(Page and application data records)

== Segment start ==

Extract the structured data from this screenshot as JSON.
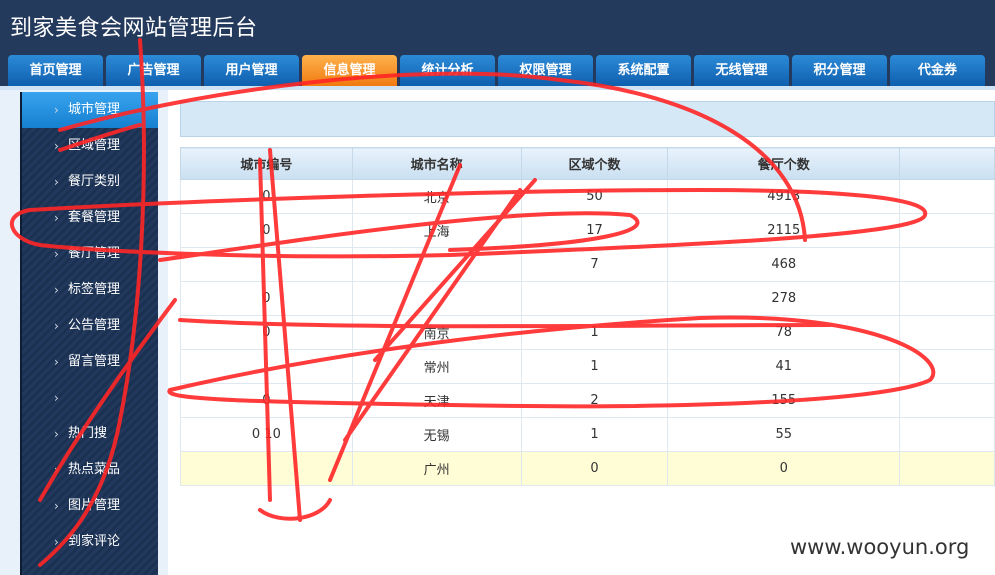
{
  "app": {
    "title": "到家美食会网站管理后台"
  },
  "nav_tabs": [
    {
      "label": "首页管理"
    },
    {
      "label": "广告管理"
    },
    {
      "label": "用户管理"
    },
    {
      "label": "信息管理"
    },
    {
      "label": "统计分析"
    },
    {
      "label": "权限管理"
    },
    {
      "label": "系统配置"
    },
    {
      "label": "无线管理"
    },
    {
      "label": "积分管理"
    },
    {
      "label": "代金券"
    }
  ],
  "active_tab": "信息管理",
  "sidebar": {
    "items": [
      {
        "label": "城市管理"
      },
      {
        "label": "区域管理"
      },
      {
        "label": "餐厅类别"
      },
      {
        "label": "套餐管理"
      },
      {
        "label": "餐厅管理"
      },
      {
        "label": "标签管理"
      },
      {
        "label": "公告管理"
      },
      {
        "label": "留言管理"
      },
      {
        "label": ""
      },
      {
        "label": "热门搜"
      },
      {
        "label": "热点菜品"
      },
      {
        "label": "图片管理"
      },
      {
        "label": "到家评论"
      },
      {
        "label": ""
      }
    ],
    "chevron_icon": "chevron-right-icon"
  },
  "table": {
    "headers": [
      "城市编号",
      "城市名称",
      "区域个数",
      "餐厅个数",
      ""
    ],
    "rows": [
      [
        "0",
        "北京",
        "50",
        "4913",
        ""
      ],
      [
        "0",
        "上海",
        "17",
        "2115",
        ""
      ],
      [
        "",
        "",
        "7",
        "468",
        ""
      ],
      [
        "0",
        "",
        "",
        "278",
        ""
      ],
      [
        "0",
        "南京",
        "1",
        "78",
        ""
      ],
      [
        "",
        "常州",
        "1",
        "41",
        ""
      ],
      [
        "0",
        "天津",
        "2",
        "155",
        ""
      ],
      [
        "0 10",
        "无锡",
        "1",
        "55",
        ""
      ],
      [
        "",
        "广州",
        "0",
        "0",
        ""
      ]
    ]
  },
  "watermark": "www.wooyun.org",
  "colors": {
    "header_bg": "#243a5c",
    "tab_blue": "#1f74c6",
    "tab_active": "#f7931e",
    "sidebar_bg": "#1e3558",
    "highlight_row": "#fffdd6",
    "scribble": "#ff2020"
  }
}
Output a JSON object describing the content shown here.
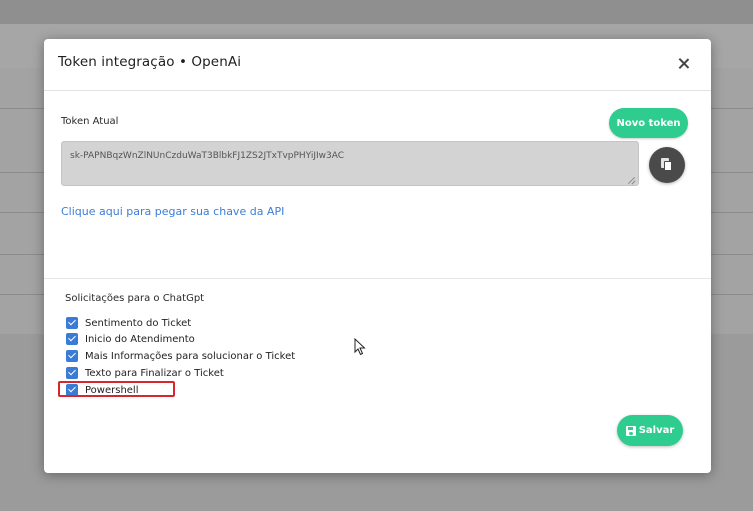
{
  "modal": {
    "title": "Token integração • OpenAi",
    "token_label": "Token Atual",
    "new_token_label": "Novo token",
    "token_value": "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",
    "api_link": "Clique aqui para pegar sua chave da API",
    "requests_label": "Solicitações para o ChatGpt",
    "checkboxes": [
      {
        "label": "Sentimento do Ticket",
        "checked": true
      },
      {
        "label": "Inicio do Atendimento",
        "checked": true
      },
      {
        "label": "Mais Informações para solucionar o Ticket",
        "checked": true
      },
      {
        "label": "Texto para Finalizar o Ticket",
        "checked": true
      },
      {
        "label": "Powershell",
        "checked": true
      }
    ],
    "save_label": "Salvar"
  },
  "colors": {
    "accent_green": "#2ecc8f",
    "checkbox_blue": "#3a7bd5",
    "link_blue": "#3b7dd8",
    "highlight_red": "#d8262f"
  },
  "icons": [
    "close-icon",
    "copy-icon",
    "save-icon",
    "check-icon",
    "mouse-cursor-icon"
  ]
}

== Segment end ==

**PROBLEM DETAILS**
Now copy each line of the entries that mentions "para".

**ANSWER BOX**
    "api_link": "Clique aqui para pegar sua chave da API",
    "requests_label": "Solicitações para o ChatGpt",
        "label": "Mais Informações para solucionar o Ticket",
        "label": "Texto para Finalizar o Ticket",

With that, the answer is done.